AA: I think there is stigma about talking about mental health especially amongst men, hats off to the women of Pakistan who have come out and spoken you know. Nausheen Shah has spoken about it. I take whatever opportunity I find I can speak about mental health. Deepika Padukone across the border. These are big personalities and they are women who have spoken about their struggles and feelings. I think men also come under more stress to not talk about depression and to ‘be a man’ and all those things.

So I think conversations need to change. Mental health is serious issue for everybody from children to adults, men, women alike. There are some people who are the forerunners who change the narrative, who start talking about things you never thought you’d speak about. Slowly and gradually the more you start talking about it. The more acceptance you find, acknowledging that you might be struggling with your mental wellbeing and getting the right kind of help and not being embarrassed by it, are the first thing that needs to change for mental health issues to become more acceptable health hazard than they are at this point in time

WO: Topics like Feminism, MeToo and religious beliefs in general are very polarising issues in our society. What do you think needs to be done to steer conversations in the right direction?

AA: I think perhaps media also needs to resist becoming polarised and talk about these topics very neutrally. That is the only way to steer conversations in the right direction making sure it has everybody’s side of the story and by being neutral so there is no screaming shouting and there is constructive conversation on these issues.

 

WO: If I gave you $1 million to bet on the future of the Pakistani media industry, what would you bet on?

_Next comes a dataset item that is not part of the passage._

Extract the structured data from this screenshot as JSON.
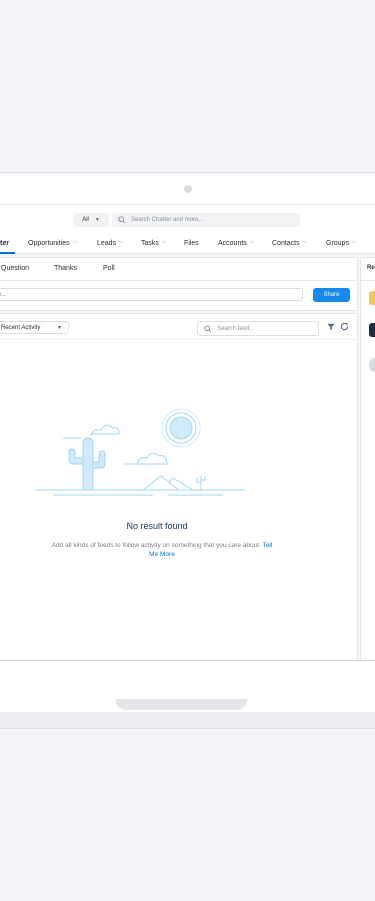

AA: I will bet on the fact that Humayun Saeed will still be the number 1 star ten years down the road because he has just been working so long and he never seems to get old or out of fashion. He always manages to remain relevant. But on a serious note I feel like I will bet on the fact that we are getting bigger and better with our subject matter and content. I think this trend is going to remain because now there is a little check and balance in the form of social media and stuff like that.

 

WO: What’s the one question you were hoping I wouldn’t ask you?

AA: I don’t know I don’t want to get into trouble. On a serious note I like to take on any question that you may throw at me so I could just express my stories but aisa koi particular question that I was dreading you would ask me.

 

WO: Lastly what is the one thing you think people should know about Anoushey going forward in 2020?

AA: One thing people should know about me going in 2020 is that I have started this year on a good note, I have shed a lot of baggage and I am looking forward to a new start, going forward in a positive direction and I don’t want to be affected by the negativity around me. These are my plans. I don’t have any career goals, or financial goals or anything like that. Just to be a better human and to be able to live a better life

Share: